**WHAT THE TASK ASKS**: Whichever lines of the material contain "כולל", copy each of them.

**EXERCISE MATERIAL**:
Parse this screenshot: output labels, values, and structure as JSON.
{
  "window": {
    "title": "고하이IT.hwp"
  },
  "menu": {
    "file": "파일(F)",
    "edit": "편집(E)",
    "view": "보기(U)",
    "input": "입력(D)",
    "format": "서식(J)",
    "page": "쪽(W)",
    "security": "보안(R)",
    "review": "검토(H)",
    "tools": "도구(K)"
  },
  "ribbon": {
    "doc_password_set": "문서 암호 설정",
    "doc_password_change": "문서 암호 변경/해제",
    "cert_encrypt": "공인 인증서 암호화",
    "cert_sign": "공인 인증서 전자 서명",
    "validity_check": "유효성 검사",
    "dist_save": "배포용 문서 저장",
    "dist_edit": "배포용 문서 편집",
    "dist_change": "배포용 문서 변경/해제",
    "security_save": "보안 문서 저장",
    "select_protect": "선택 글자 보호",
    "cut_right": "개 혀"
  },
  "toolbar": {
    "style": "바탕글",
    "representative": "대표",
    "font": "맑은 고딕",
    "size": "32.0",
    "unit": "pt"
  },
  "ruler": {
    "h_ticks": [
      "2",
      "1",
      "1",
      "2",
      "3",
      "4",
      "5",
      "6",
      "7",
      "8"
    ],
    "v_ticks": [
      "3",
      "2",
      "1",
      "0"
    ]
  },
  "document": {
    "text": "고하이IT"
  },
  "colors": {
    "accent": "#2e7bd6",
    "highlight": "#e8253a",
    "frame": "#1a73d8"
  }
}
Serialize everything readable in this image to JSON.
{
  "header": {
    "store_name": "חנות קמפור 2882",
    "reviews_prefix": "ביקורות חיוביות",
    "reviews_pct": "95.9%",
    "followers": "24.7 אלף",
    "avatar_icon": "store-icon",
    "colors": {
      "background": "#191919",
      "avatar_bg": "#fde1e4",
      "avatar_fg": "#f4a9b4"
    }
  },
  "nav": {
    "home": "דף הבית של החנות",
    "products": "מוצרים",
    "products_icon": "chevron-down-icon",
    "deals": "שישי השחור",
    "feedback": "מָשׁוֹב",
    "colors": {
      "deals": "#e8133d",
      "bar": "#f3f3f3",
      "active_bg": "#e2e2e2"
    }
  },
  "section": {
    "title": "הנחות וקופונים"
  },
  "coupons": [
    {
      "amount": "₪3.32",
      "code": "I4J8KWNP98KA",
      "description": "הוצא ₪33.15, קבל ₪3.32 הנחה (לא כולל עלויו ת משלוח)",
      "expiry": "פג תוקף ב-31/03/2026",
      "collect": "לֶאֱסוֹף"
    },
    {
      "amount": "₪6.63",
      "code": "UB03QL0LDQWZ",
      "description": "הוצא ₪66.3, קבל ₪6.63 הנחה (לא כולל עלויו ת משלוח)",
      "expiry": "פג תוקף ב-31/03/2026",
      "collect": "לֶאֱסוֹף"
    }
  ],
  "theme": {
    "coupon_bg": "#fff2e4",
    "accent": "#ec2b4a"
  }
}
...
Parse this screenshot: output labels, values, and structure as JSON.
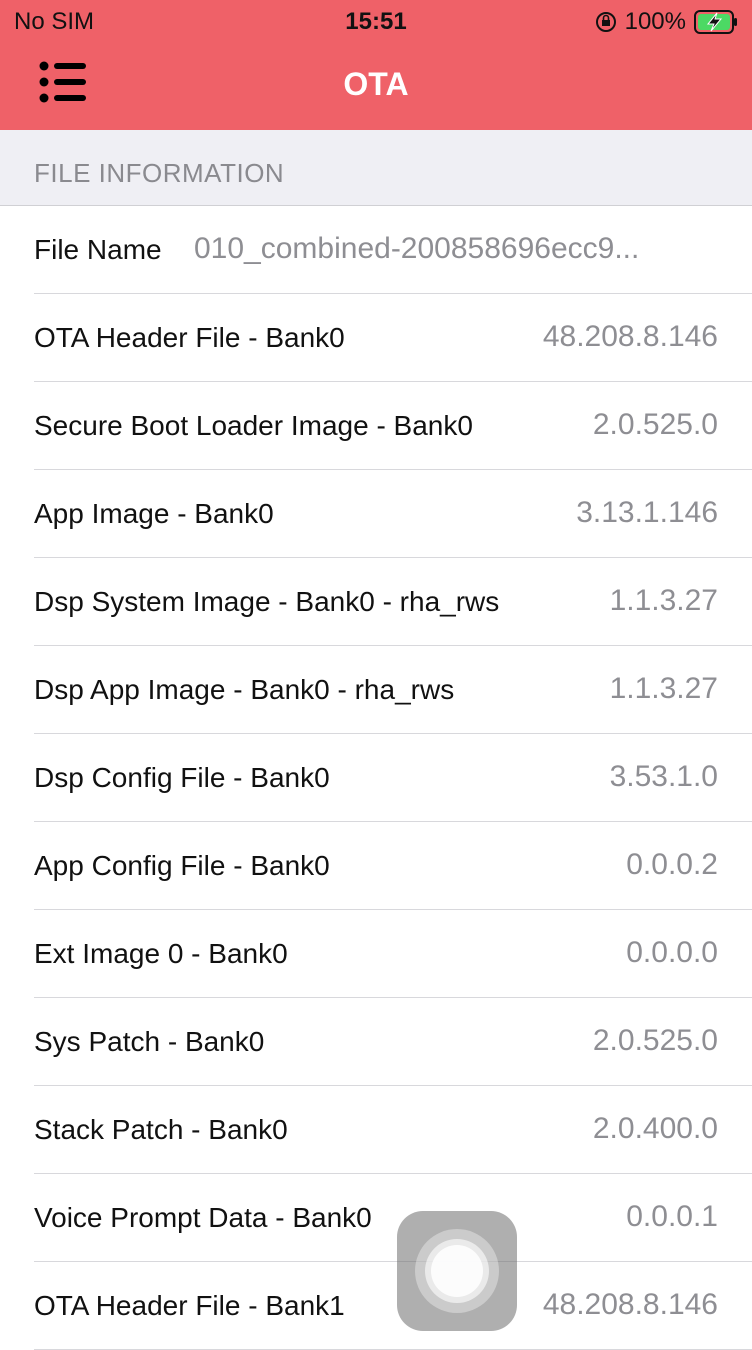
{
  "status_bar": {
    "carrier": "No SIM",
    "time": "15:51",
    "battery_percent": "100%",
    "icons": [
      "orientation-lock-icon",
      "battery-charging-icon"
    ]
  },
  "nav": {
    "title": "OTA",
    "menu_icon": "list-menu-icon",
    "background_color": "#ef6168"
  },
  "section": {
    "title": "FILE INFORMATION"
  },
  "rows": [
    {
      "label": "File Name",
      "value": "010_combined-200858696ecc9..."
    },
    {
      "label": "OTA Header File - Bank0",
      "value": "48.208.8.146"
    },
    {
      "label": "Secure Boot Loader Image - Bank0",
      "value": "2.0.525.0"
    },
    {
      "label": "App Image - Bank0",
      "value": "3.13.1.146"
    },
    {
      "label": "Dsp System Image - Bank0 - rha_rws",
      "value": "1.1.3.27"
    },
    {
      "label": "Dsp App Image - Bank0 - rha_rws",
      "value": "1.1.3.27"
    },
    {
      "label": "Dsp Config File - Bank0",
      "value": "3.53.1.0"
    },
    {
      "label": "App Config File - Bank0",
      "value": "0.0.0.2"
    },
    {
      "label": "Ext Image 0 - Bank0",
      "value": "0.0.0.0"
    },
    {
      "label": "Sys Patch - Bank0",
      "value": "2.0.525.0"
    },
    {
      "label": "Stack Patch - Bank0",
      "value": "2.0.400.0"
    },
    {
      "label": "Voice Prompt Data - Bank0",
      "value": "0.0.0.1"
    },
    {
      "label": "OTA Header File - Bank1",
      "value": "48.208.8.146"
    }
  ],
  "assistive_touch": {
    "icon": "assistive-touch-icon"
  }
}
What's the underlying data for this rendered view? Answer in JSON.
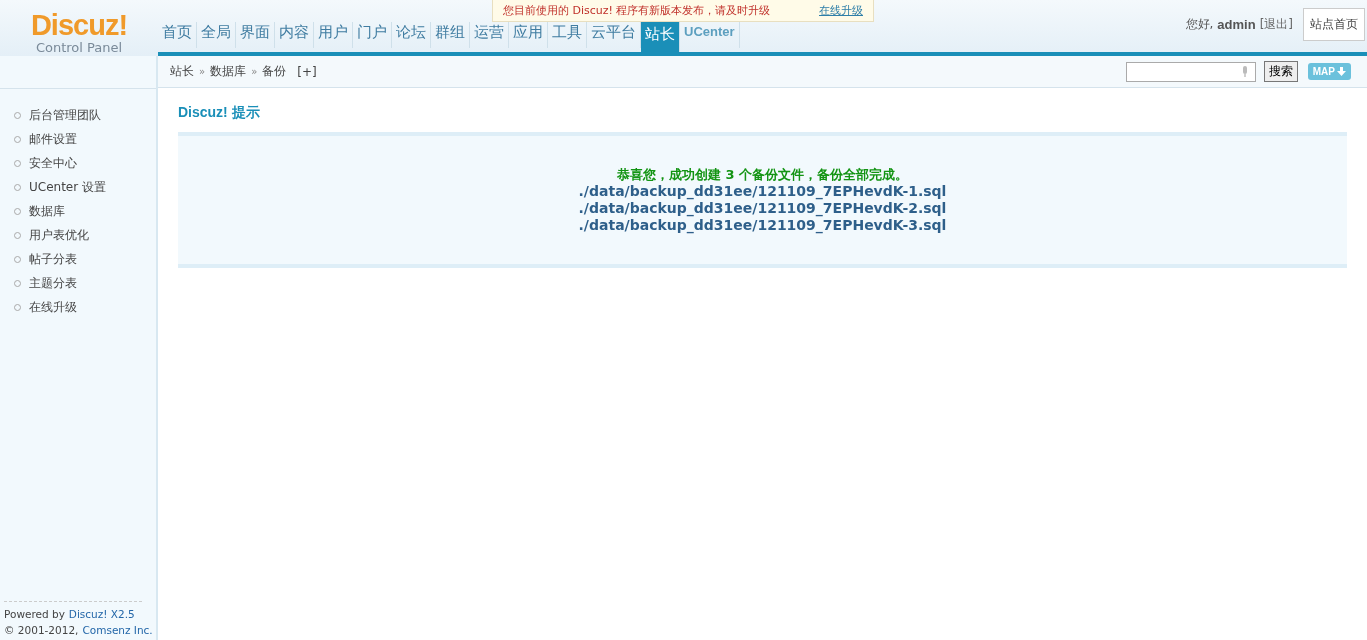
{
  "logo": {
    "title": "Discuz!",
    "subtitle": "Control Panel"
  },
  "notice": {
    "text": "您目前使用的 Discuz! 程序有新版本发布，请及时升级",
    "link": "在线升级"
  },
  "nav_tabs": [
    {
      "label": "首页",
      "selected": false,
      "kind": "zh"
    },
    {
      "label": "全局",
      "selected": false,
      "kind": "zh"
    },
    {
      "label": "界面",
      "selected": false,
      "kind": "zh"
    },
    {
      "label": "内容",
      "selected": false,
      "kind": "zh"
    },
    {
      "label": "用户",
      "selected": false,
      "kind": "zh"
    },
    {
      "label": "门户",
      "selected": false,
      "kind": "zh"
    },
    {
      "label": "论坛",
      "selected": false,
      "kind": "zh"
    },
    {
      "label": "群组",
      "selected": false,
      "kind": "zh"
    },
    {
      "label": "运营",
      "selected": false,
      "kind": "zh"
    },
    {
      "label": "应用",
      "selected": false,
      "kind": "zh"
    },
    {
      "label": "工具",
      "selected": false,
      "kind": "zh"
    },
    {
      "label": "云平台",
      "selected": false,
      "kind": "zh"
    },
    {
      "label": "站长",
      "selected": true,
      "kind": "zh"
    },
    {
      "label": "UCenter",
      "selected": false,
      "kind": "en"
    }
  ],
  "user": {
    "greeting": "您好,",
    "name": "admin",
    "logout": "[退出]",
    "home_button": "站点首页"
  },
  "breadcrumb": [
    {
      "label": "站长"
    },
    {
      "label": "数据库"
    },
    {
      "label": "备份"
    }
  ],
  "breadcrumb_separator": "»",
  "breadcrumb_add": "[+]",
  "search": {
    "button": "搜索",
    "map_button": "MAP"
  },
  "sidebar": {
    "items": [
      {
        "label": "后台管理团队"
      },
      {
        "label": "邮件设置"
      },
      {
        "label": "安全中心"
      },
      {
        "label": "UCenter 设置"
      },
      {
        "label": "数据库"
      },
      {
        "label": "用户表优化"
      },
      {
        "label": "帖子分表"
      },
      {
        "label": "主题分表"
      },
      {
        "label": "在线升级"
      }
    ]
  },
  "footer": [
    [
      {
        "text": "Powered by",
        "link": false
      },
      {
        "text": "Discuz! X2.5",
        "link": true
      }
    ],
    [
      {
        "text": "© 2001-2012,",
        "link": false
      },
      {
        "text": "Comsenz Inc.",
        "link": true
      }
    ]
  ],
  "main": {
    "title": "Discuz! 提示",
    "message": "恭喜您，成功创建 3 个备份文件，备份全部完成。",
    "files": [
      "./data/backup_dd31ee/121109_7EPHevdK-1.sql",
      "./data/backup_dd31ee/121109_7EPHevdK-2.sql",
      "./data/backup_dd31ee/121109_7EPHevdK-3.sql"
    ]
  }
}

**ANSWER**:
      "description": "הוצא ₪33.15, קבל ₪3.32 הנחה (לא כולל עלויו ת משלוח)",
      "description": "הוצא ₪66.3, קבל ₪6.63 הנחה (לא כולל עלויו ת משלוח)",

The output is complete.